Saturday, January 05, 2013 10:13 am

Key events in the fall and rise of General Motors

By The Associated Press

A timeline of key events in the fall and revival of General Motors Co.


Nov. 18 - The CEOs of GM, Ford and Chrysler ask for aid from Congress, citing the weak economy, plummeting sales and the collapse of the U.S. banking system.

Dec. 19 - President Bush approves $17.4 billion in loans for GM and Chrysler, citing an imminent collapse of the industry. President Obama eventually approves another $44.6 billion in aid for the companies.


March 30 - GM CEO Rick Wagoner is forced to resign by the government.

April 30 - Chrysler files for bankruptcy protection.

June 1 - GM files for bankruptcy protection.
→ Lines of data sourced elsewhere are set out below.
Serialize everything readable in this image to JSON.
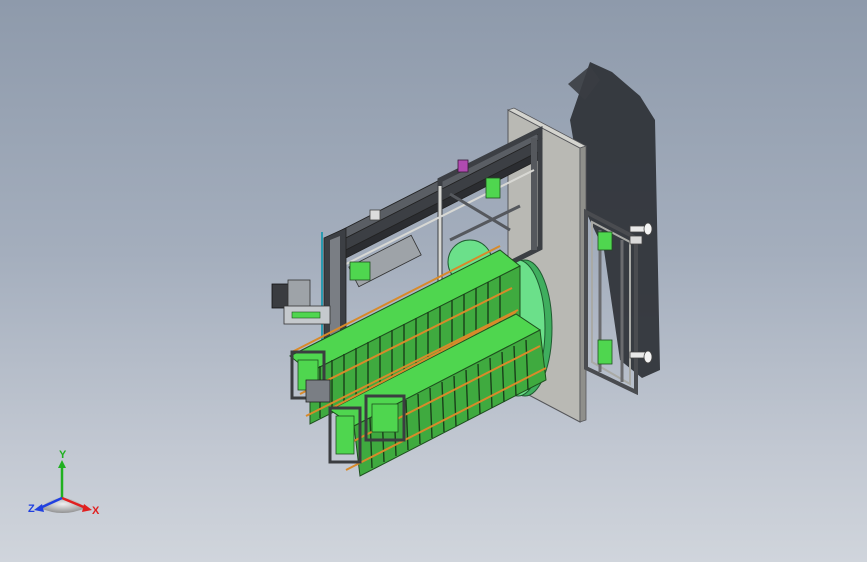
{
  "triad": {
    "x_label": "X",
    "y_label": "Y",
    "z_label": "Z"
  },
  "colors": {
    "background_top": "#8e9aab",
    "background_bottom": "#d0d5dc",
    "frame_gray": "#b9b9b4",
    "profile_dark": "#3c3f44",
    "part_green": "#4fd64f",
    "disk_green": "#6be08a",
    "shadow": "#2e3136",
    "rod_orange": "#d88a2a",
    "x_axis": "#e02020",
    "y_axis": "#20b020",
    "z_axis": "#2040e0"
  }
}
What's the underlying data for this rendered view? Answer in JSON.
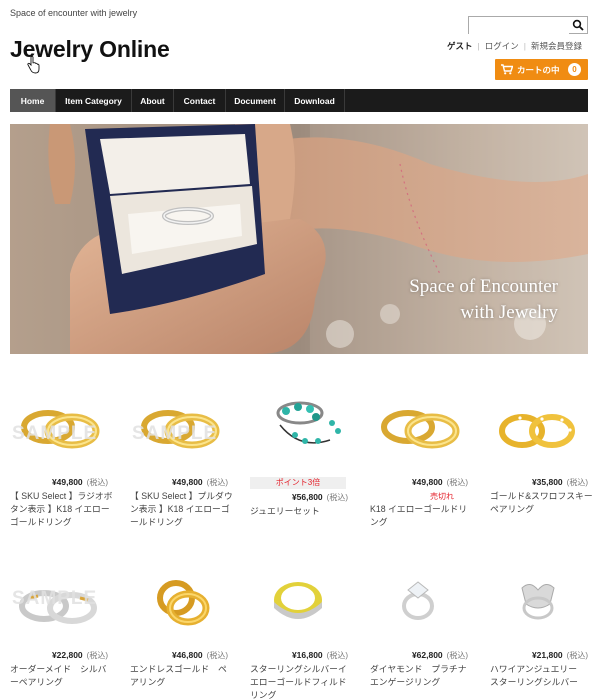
{
  "header": {
    "tagline": "Space of encounter with jewelry",
    "site_title": "Jewelry Online",
    "search": {
      "value": "",
      "placeholder": ""
    },
    "user_links": {
      "guest": "ゲスト",
      "login": "ログイン",
      "register": "新規会員登録"
    },
    "cart": {
      "label": "カートの中",
      "count": "0"
    },
    "accent_color": "#f08c12"
  },
  "nav": {
    "items": [
      {
        "label": "Home",
        "active": true
      },
      {
        "label": "Item Category"
      },
      {
        "label": "About"
      },
      {
        "label": "Contact"
      },
      {
        "label": "Document"
      },
      {
        "label": "Download"
      }
    ]
  },
  "hero": {
    "line1": "Space of Encounter",
    "line2": "with Jewelry"
  },
  "products": [
    {
      "price": "¥49,800",
      "tax": "(税込)",
      "name": "【 SKU Select 】ラジオボタン表示 】K18 イエローゴールドリング",
      "watermark": "SAMPLE"
    },
    {
      "price": "¥49,800",
      "tax": "(税込)",
      "name": "【 SKU Select 】プルダウン表示 】K18 イエローゴールドリング",
      "watermark": "SAMPLE"
    },
    {
      "badge": "ポイント3倍",
      "price": "¥56,800",
      "tax": "(税込)",
      "name": "ジュエリーセット"
    },
    {
      "price": "¥49,800",
      "tax": "(税込)",
      "soldout": "売切れ",
      "name": "K18 イエローゴールドリング"
    },
    {
      "price": "¥35,800",
      "tax": "(税込)",
      "name": "ゴールド&スワロフスキーペアリング"
    },
    {
      "price": "¥22,800",
      "tax": "(税込)",
      "name": "オーダーメイド　シルバーペアリング",
      "watermark": "SAMPLE"
    },
    {
      "price": "¥46,800",
      "tax": "(税込)",
      "name": "エンドレスゴールド　ペアリング"
    },
    {
      "price": "¥16,800",
      "tax": "(税込)",
      "name": "スターリングシルバーイエローゴールドフィルドリング"
    },
    {
      "price": "¥62,800",
      "tax": "(税込)",
      "name": "ダイヤモンド　プラチナエンゲージリング"
    },
    {
      "price": "¥21,800",
      "tax": "(税込)",
      "name": "ハワイアンジュエリー　スターリングシルバー"
    }
  ]
}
Orion Assembly Plant is on a list of 12 plants it plans to close or idle.

June 11 - Chrysler leaves bankruptcy in a new partnership with Italian automaker Fiat SpA.

June 26 - GM says Orion will stay open and build a new small car that was originally scheduled to be built in China.
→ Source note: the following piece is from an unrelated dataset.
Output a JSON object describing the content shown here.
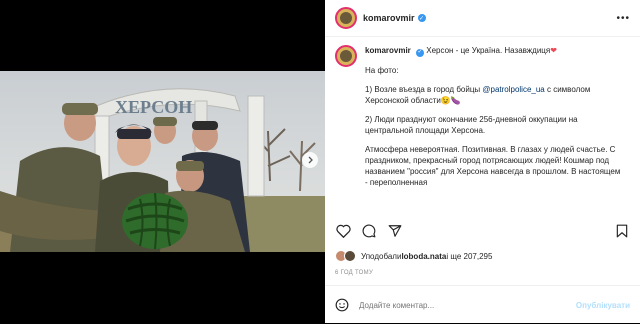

July 10 - GM emerges from bankruptcy protection. Becomes a private company with U.S. government as largest shareholder. Former AT&T head Ed Whitacre becomes board chairman.

Nov. 16 - GM reports a $1.2 billion loss from July bankruptcy exit through Sept. 30.

Dec. 1 - GM CEO Fritz Henderson is forced out after just eight months. Whitacre becomes CEO.

Dec. 31 - U.S. annual auto sales drop to 10.4 million, a 30-year low.


Jan. 28 - Ford reports a $2.7 billion profit for 2009, its first annual profit in four years. Ford didn't take government bailout money but funded restructuring with a $26 billion loan.

April 21 - GM repays $8.1 billion of loans to U.S. and Canadian governments.

May 17 - GM reports first-quarter earnings of $865 million, its first quarterly profit since 2007.

Aug. 12 - Whitacre steps down. Board member Daniel Akerson becomes CEO.

Aug. 18 - GM files initial paperwork to sell its stock to the public, its first step toward ending government ownership.

Nov. 10 - Reports a third-quarter profit of $2 billion.

Nov. 18 - GM sells shares for $33 in an initial public offering. The government recoups $13.5 billion of its $50 billion in loans but retains a 26.5 percent stake in the company.

Dec. 15 - GM buys $2.1 billion of its preferred stock from the government.

Dec. 31 - U.S. annual auto sales rise 11 percent to 11.6 million.


Feb. 24 - GM reports earnings of $4.7 billion for 2010, its first annual profit in six years.

May 2 - Chrysler earns $116 million in the first quarter, its first profitable quarter in five years.

Aug. 1 - Orion Assembly begins building the Chevrolet Sonic.

Oct. 14 - President Obama tours Orion Assembly with South Korean President Lee Myung-bak.

Dec. 1 - Chevrolet Sonic overtakes the Hyundai Accent and Honda Fit as the best-selling subcompact in the U.S.

Dec. 31 - U.S. annual auto sales rise 10 percent to 12.8 million.


Feb. 16 - GM reports its highest annual profit ever - $7.6 billion - for 2011.

Oct. 31 - GM earns $1.48 billion in third quarter; 11th straight profitable quarter since bankruptcy. Total earnings since bankruptcy are $16 billion.

Dec. 3 - Industry reports strong Nov. U.S. sales; GM sales up only 3 percent. Industry grows 14 percent in first 11 months. GM up 3.5.

Dec. 19 - GM reaches deal to buy back 200 million shares from U.S. government for $5.5 billion. Government agrees to sell remaining 300 million shares by early 2014.


Jan. 3 - GM says it sold 81,247 Sonics in the U.S. in 2012, making it the best-selling subcompact in the country.